The problem:
When a line below contains the string "arrow", show that line.

App and web page records:
--- START ---

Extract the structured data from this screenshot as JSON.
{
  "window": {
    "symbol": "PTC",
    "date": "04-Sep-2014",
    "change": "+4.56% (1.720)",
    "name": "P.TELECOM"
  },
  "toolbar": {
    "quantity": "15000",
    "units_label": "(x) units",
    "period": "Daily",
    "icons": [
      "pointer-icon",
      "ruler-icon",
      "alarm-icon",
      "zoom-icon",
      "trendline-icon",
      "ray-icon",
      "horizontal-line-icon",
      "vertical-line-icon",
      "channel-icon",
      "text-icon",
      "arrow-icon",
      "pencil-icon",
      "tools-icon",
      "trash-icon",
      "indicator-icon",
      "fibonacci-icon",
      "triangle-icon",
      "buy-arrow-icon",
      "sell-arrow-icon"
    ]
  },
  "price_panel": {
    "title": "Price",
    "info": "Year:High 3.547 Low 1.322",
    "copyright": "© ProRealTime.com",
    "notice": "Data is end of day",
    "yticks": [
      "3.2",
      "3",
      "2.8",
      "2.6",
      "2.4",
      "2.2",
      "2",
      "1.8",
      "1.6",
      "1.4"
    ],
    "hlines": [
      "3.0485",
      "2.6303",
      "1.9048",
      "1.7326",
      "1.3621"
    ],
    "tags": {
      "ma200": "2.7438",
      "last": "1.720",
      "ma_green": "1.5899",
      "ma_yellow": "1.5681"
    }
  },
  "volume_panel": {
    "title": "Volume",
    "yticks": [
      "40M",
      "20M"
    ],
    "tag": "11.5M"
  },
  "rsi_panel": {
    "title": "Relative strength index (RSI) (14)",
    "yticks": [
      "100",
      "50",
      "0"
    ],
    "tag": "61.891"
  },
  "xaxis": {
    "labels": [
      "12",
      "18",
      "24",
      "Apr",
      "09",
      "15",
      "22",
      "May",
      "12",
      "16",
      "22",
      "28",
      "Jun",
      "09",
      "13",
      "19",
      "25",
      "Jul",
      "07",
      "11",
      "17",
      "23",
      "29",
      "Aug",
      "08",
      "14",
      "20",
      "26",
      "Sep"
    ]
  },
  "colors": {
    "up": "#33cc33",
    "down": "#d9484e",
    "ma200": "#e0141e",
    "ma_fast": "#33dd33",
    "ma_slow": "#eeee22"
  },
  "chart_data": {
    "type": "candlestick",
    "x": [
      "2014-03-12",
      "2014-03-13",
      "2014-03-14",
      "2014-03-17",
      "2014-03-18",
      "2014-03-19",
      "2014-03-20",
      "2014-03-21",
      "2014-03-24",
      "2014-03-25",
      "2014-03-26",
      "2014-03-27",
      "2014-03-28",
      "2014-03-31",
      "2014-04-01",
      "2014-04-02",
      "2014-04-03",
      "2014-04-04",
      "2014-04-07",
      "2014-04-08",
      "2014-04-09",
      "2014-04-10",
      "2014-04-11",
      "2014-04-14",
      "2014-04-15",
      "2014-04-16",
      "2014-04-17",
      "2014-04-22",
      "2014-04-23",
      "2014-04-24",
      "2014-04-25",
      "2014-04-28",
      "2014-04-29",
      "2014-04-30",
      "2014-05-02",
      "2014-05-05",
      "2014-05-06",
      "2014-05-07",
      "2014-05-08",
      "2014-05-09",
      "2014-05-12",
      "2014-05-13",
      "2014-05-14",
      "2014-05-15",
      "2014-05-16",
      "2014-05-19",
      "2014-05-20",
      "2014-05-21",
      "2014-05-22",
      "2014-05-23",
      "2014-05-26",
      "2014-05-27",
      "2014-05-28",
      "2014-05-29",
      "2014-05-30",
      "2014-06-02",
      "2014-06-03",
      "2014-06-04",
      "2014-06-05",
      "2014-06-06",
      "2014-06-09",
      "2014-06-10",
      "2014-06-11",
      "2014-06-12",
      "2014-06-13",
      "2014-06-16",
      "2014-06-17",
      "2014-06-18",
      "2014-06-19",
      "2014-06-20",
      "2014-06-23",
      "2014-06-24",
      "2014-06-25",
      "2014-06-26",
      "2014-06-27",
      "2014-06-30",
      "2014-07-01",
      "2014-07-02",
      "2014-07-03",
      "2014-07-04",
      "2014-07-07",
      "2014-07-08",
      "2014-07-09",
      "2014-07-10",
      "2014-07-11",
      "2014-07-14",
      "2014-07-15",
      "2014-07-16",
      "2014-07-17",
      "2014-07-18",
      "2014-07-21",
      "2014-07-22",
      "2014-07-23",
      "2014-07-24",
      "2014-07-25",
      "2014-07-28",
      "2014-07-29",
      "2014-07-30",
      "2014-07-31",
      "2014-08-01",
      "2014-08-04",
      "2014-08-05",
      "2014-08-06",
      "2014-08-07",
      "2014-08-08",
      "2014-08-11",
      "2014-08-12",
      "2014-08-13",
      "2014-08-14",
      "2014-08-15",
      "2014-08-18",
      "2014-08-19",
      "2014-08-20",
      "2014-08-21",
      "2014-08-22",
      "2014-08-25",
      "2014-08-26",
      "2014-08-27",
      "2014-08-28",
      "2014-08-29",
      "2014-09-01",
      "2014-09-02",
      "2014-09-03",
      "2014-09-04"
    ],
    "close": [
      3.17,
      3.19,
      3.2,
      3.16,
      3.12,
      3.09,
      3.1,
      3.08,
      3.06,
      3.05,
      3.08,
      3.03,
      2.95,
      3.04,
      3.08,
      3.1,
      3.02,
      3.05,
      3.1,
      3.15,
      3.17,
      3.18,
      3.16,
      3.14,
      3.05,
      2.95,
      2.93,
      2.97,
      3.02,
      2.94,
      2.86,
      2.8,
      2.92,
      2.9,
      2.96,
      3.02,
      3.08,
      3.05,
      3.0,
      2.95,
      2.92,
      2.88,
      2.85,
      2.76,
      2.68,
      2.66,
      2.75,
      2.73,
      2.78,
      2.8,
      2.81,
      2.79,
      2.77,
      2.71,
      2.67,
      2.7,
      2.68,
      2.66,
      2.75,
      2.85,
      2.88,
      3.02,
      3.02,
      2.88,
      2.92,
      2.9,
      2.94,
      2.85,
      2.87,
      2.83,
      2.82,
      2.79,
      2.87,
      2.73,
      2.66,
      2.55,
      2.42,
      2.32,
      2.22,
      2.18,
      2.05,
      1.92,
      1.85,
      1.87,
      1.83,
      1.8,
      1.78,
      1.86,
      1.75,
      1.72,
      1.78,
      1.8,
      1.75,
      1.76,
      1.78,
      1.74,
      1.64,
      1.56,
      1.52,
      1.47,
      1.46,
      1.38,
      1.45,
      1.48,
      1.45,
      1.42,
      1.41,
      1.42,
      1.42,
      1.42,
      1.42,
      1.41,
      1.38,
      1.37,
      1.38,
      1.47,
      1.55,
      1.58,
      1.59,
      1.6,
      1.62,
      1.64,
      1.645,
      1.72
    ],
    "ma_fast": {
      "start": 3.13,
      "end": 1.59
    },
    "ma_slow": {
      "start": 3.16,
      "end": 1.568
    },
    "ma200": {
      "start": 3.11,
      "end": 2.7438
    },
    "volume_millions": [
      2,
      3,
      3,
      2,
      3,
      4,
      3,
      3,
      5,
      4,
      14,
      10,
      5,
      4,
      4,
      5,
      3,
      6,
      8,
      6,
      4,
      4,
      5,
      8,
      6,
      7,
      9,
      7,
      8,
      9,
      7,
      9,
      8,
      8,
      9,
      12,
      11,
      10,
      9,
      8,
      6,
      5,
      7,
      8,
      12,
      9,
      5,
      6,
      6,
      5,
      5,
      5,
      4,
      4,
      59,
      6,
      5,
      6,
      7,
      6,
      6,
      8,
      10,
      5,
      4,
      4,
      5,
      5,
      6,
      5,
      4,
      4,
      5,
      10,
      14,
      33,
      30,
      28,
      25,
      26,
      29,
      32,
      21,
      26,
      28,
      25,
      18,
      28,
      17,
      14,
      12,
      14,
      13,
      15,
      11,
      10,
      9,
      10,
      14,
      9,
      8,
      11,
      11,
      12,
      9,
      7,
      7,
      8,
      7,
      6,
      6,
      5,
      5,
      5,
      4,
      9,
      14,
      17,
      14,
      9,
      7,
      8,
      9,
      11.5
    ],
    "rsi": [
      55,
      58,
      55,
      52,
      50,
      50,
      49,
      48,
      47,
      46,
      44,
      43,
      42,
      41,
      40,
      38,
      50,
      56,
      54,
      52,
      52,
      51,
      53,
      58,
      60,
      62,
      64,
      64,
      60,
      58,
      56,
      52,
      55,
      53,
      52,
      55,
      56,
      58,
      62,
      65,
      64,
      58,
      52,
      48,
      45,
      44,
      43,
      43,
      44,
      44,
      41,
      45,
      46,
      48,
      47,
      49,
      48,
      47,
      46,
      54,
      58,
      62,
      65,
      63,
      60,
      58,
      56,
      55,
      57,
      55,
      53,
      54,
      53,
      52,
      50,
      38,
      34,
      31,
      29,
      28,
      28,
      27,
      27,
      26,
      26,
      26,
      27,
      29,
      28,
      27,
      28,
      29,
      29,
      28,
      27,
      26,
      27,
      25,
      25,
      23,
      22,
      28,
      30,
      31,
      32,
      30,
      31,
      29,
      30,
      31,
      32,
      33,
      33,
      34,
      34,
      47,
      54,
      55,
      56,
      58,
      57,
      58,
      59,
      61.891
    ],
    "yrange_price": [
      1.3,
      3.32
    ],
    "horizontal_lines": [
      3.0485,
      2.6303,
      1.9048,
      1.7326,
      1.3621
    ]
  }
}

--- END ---

Answer area:
      "arrow-icon",
      "buy-arrow-icon",
      "sell-arrow-icon"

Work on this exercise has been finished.